TASK TO COMPLETE: All that is needed is an exact repetition of the lines from the one containing "Decode this image" through the final line of the material, without pictures.

==================================================

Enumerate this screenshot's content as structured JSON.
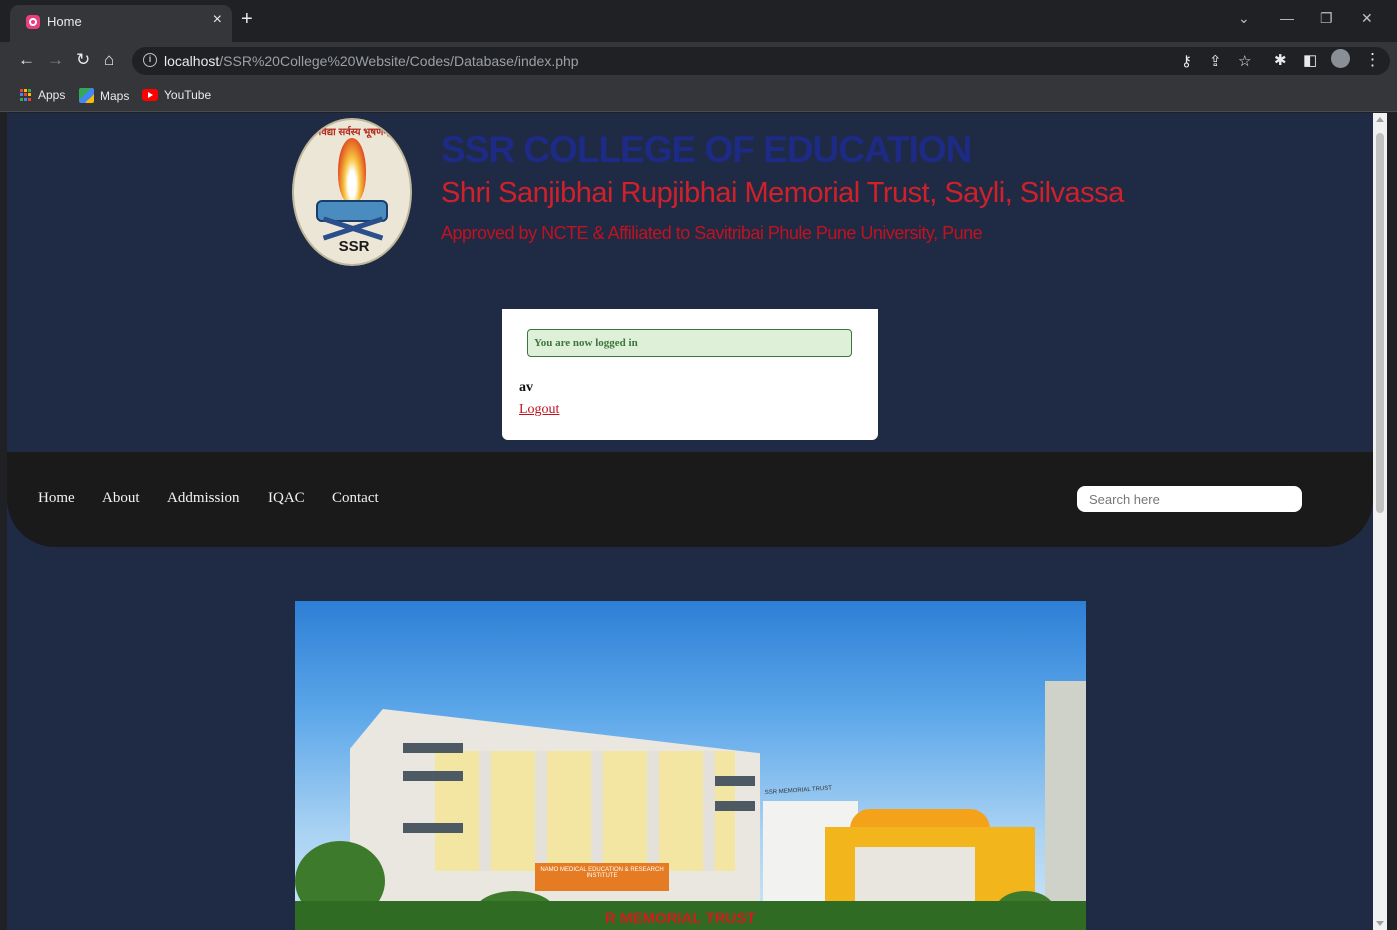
{
  "browser": {
    "tab_title": "Home",
    "tab_close": "×",
    "new_tab": "+",
    "url_host": "localhost",
    "url_path": "/SSR%20College%20Website/Codes/Database/index.php",
    "bookmarks": [
      {
        "label": "Apps",
        "icon": "apps-grid-icon"
      },
      {
        "label": "Maps",
        "icon": "maps-icon"
      },
      {
        "label": "YouTube",
        "icon": "youtube-icon"
      }
    ]
  },
  "header": {
    "title": "SSR COLLEGE OF EDUCATION",
    "subtitle": "Shri Sanjibhai Rupjibhai  Memorial Trust, Sayli, Silvassa",
    "approval": "Approved by NCTE & Affiliated to Savitribai Phule  Pune University, Pune",
    "logo_text": "SSR",
    "logo_motto": "विद्या सर्वस्य भूषणम्"
  },
  "login": {
    "success_message": "You are now logged in",
    "username": "av",
    "logout_label": "Logout"
  },
  "nav": {
    "items": [
      "Home",
      "About",
      "Addmission",
      "IQAC",
      "Contact"
    ],
    "search_placeholder": "Search here"
  },
  "hero": {
    "building_sign": "NAMO MEDICAL EDUCATION & RESEARCH INSTITUTE",
    "side_sign": "SSR MEMORIAL TRUST",
    "ground_text": "R MEMORIAL TRUST"
  },
  "colors": {
    "page_background": "#1f2a44",
    "title_blue": "#1d2b86",
    "subtitle_red": "#d0212a",
    "nav_background": "#1a1a1a",
    "success_green": "#3c763d"
  }
}
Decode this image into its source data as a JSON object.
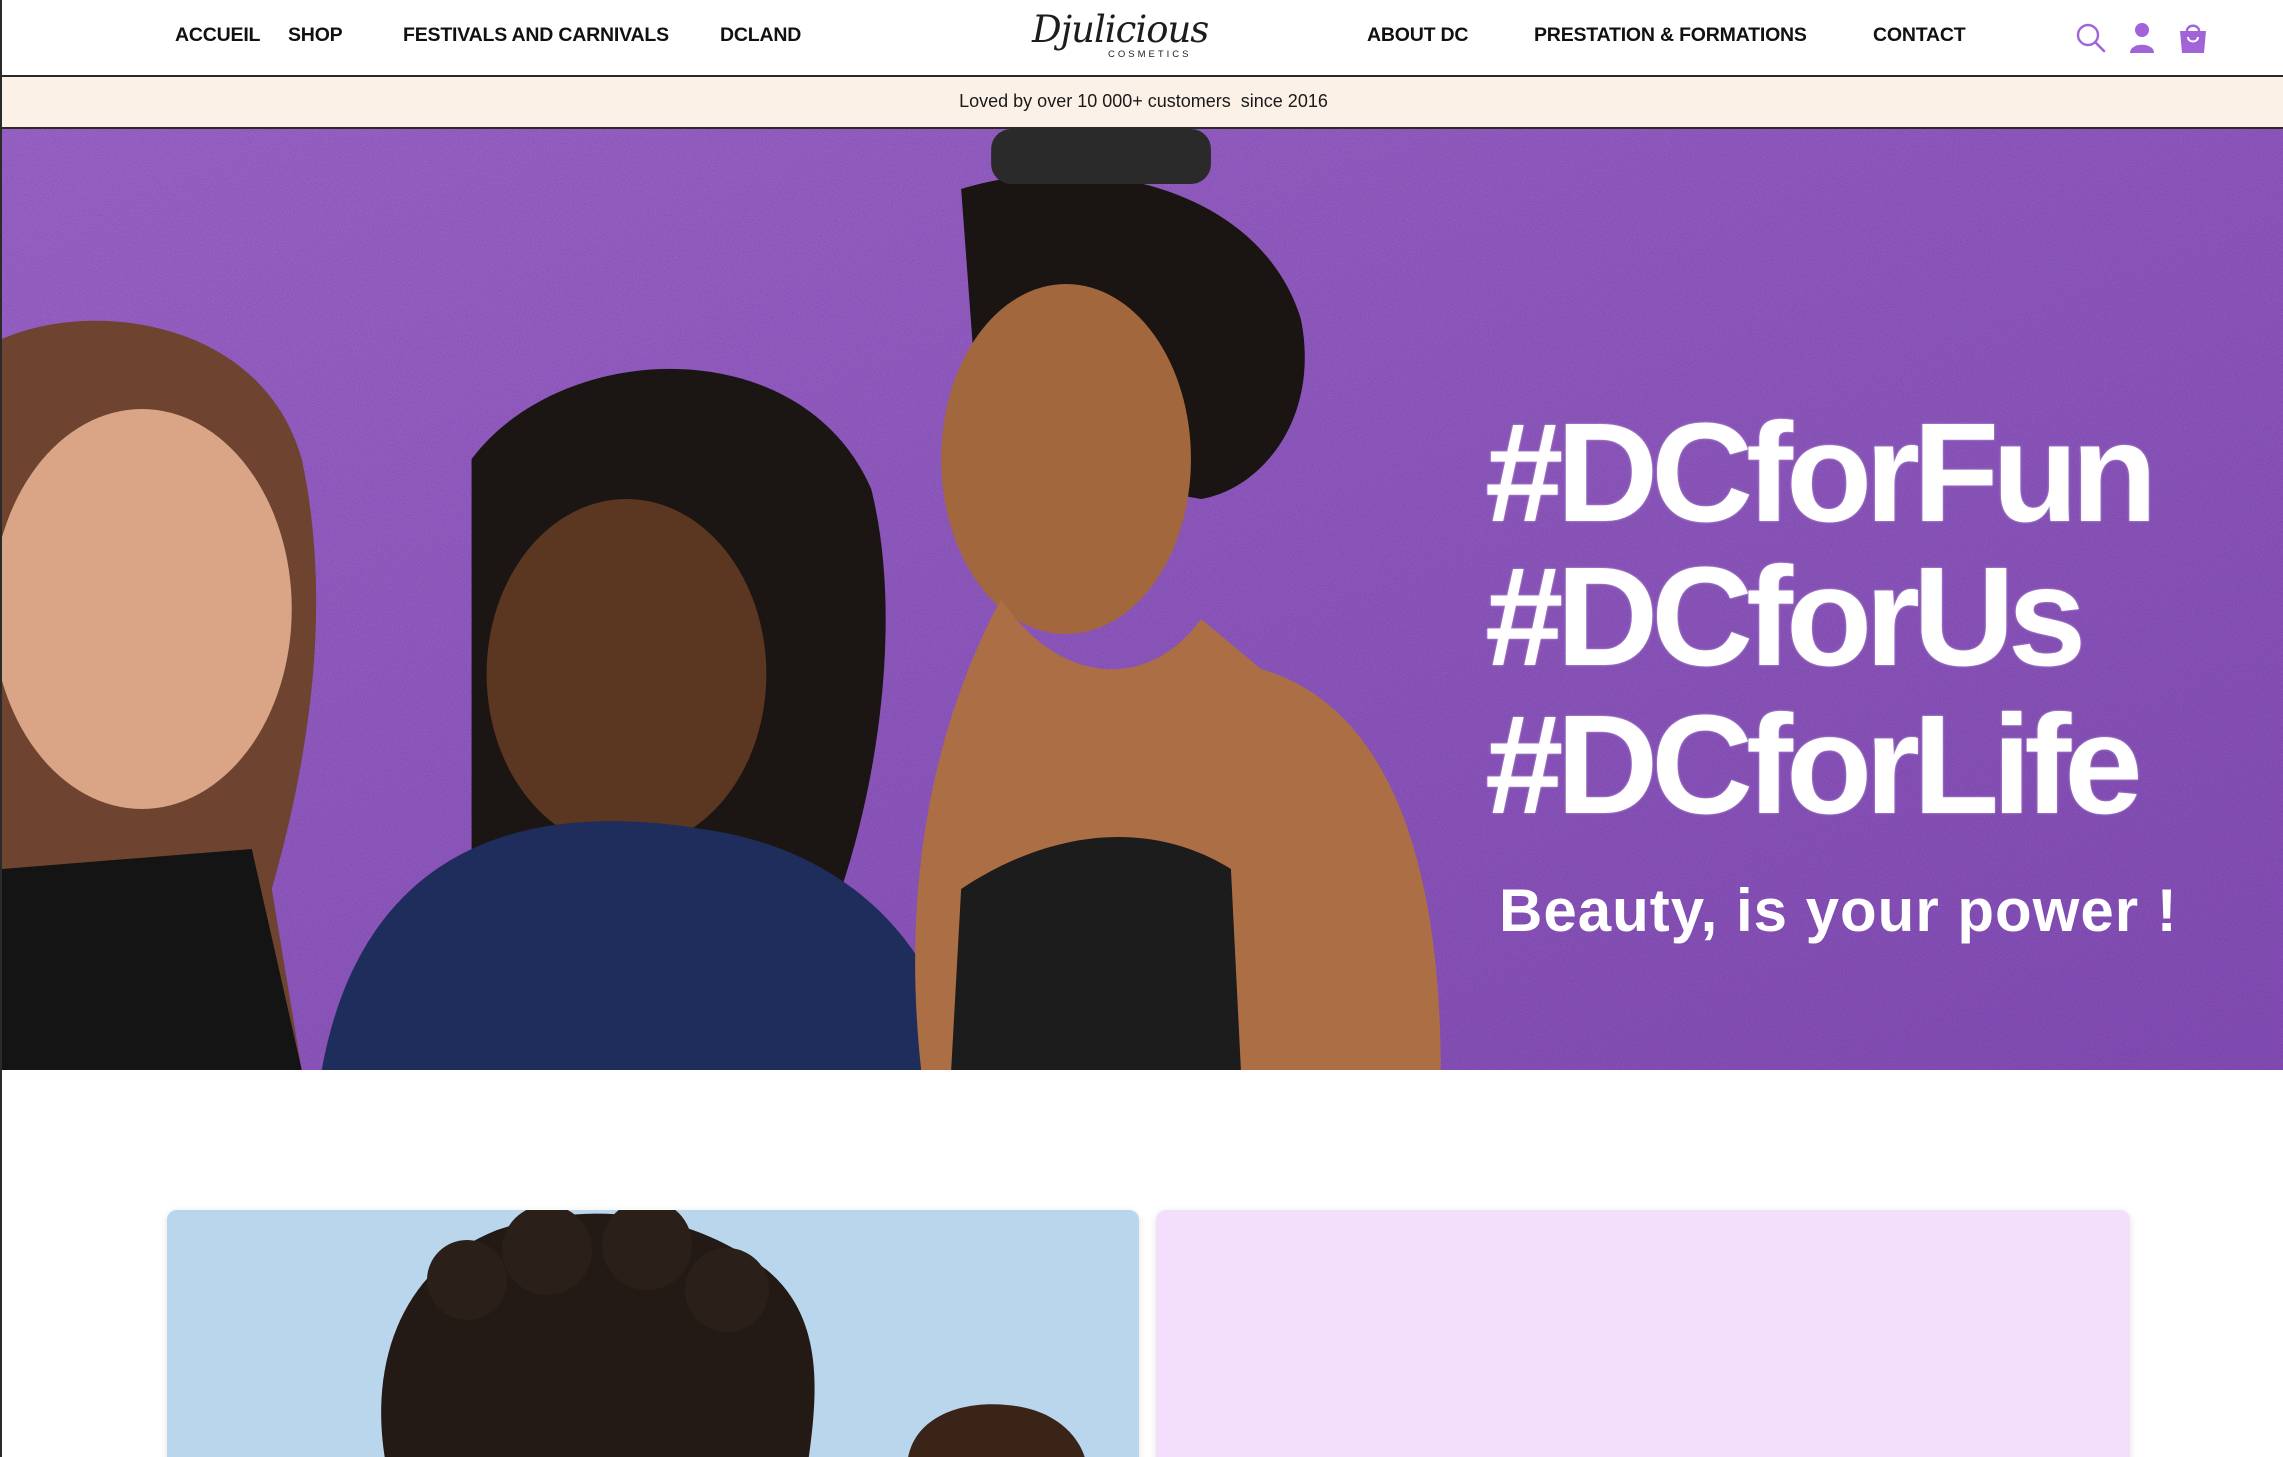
{
  "header": {
    "nav_left": [
      {
        "label": "ACCUEIL"
      },
      {
        "label": "SHOP"
      },
      {
        "label": "FESTIVALS AND CARNIVALS"
      },
      {
        "label": "DCLAND"
      }
    ],
    "logo": {
      "script": "Djulicious",
      "sub": "COSMETICS"
    },
    "nav_right": [
      {
        "label": "ABOUT DC"
      },
      {
        "label": "PRESTATION & FORMATIONS"
      },
      {
        "label": "CONTACT"
      }
    ],
    "icons": [
      "search-icon",
      "account-icon",
      "cart-icon"
    ],
    "icon_color": "#a064d8"
  },
  "announcement": {
    "text": "Loved by over 10 000+ customers  since 2016",
    "background": "#fcf1e6"
  },
  "hero": {
    "hashtags": [
      "#DCforFun",
      "#DCforUs",
      "#DCforLife"
    ],
    "tagline": "Beauty, is your power !",
    "background_color": "#9b5ed1"
  },
  "cards": {
    "photo_card_color": "#b9d6ec",
    "promo_card_color": "#f3dffc"
  }
}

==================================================

WRITTEN ANSWER:
Decode this image into its source data as a JSON object.
{
  "header": {
    "nav_left": [
      {
        "label": "ACCUEIL"
      },
      {
        "label": "SHOP"
      },
      {
        "label": "FESTIVALS AND CARNIVALS"
      },
      {
        "label": "DCLAND"
      }
    ],
    "logo": {
      "script": "Djulicious",
      "sub": "COSMETICS"
    },
    "nav_right": [
      {
        "label": "ABOUT DC"
      },
      {
        "label": "PRESTATION & FORMATIONS"
      },
      {
        "label": "CONTACT"
      }
    ],
    "icons": [
      "search-icon",
      "account-icon",
      "cart-icon"
    ],
    "icon_color": "#a064d8"
  },
  "announcement": {
    "text": "Loved by over 10 000+ customers  since 2016",
    "background": "#fcf1e6"
  },
  "hero": {
    "hashtags": [
      "#DCforFun",
      "#DCforUs",
      "#DCforLife"
    ],
    "tagline": "Beauty, is your power !",
    "background_color": "#9b5ed1"
  },
  "cards": {
    "photo_card_color": "#b9d6ec",
    "promo_card_color": "#f3dffc"
  }
}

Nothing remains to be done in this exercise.